What is an indemnity agreement?
An indemnity agreement, also called a hold harmless agreement or waiver of liability, is a type of insurance contract that states that one party will pay for damages or other expenses for another party. Further, an indemnity agreement helps establish that the issuing party isn’t liable for damages caused to the purchaser or their property.
Types of businesses that might use an indemnity agreement
There are a variety of businesses across industries that can benefit from using an indemnity agreement. Here are some examples of the types of businesses, according to Surety Solutions:
Construction companies need indemnity agreements to protect their business against potential work-related liabilities. For example, construction workers and contractors may sign an indemnity agreement that makes them responsible for any injuries they incur on the site.
Landlords usually have new tenants sign an indemnity agreement that ensures tenants take responsibility for injuries they may have on the property, loss, or damages to the rental property on their behalf.
Rental car companies
Rental car companies use indemnity agreements to protect their business from legal action, should clients become injured in a car accident with their rental car. Typically, rental car companies require customers to sign an indemnity agreement before they provide them with a vehicle.
When pet owners go on vacation or go to work for the day, they may decide to leave their pets in the care of a pet facility like a kennel or daycare. Upon arrival, staff may have pet owners sign an indemnity agreement that relieves the facility of any liabilities should their pet get injured or sick.
Entertainment or thrill-seeking services
This includes sky-diving, theme-parks, bungee-jumping, ropes courses, haunted house attractions and other events or activities with risk. In this situation, companies draft indemnity agreements for participants to sign that inhibits them from suing or holding the company accountable for an incident.
According to lawfirms.com, corporations use indemnity agreements for a variety of scenarios. Most commonly, they use them to prevent their executives from getting sued by shareholders or other entities. Further, certain corporations may partake in indemnity agreements with government agencies should a major industry event occur that requires monetary action.
Examples of indemnity agreements in the workplace
According to Investopedia, here are a few ways that companies use indemnity agreements in the workplace to protect their business and its interests:
- A vegetable farm enters into an indemnity agreement with the FDA, should a foreign pest or bacteria cause widespread illness or crop loss. This means that the FDA will be responsible for paying for solutions and public recalls.
- A cargo ship enters into an indemnity agreement with an oil rig, should their ship sink or spill oil into the ocean. This holds the oil rig’s corporation liable for ecological damages and cleanup.
- Board of director members enter into an indemnity agreement with a company, which relieves them of any legal or monetary issues on behalf of the company.
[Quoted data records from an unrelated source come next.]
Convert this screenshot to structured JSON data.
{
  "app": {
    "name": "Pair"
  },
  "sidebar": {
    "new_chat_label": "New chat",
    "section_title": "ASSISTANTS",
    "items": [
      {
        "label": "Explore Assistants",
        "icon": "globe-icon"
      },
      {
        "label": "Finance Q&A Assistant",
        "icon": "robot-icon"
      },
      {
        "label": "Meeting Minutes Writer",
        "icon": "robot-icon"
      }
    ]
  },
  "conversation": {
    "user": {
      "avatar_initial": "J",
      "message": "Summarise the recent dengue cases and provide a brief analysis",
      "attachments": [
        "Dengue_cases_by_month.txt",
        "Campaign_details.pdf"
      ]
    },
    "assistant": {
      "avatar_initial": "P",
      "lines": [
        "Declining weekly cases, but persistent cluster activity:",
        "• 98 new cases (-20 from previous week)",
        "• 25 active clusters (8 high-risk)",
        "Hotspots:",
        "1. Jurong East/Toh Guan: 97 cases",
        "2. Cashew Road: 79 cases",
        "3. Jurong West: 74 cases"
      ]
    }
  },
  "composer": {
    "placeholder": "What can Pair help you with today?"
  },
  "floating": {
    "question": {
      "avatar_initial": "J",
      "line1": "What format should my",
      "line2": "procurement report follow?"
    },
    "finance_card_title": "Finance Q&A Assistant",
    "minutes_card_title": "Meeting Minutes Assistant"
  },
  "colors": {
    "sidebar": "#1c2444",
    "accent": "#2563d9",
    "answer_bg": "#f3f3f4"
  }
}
Frequently asked questions about the indemnity agreements
What is a cross indemnity agreement?
According to IRMI, a cross indemnity agreement is a type of indemnity that energy and chemical industries use. In this situation, both parties can "hold themselves harmless" in agreed-upon situations. For example, a chemical treatment plant enters into a cross indemnity agreement with a factory equipment manufacturer that holds them accountable for chemical leaks from new equipment. In contrast, the factory equipment manufacturer can hold the treatment plant accountable for chemical leaks caused by damages or misuse to factory equipment.
Is an indemnity policy transferable?
According to the United States Securities and Exchange Commission (SEC), an indemnity policy is typically transferable even after a business is sold to another corporation or individual. This information can be found under section 18 of the indemnity agreement form, entitled, "Binding Effect; Successors and Assigns."
How much is an indemnity policy?
According to Investopedia, the amount of money you pay for an indemnity policy and upkeep depends on the insurer you use, the type of policy and your company’s history. Review insurer information to find a reasonable payment plan for your business.
Who pays for an indemnity policy?
Levi Solicitors says that an indemnity policy is typically paid by the issuing party, but sometimes, both parties contribute to the payment.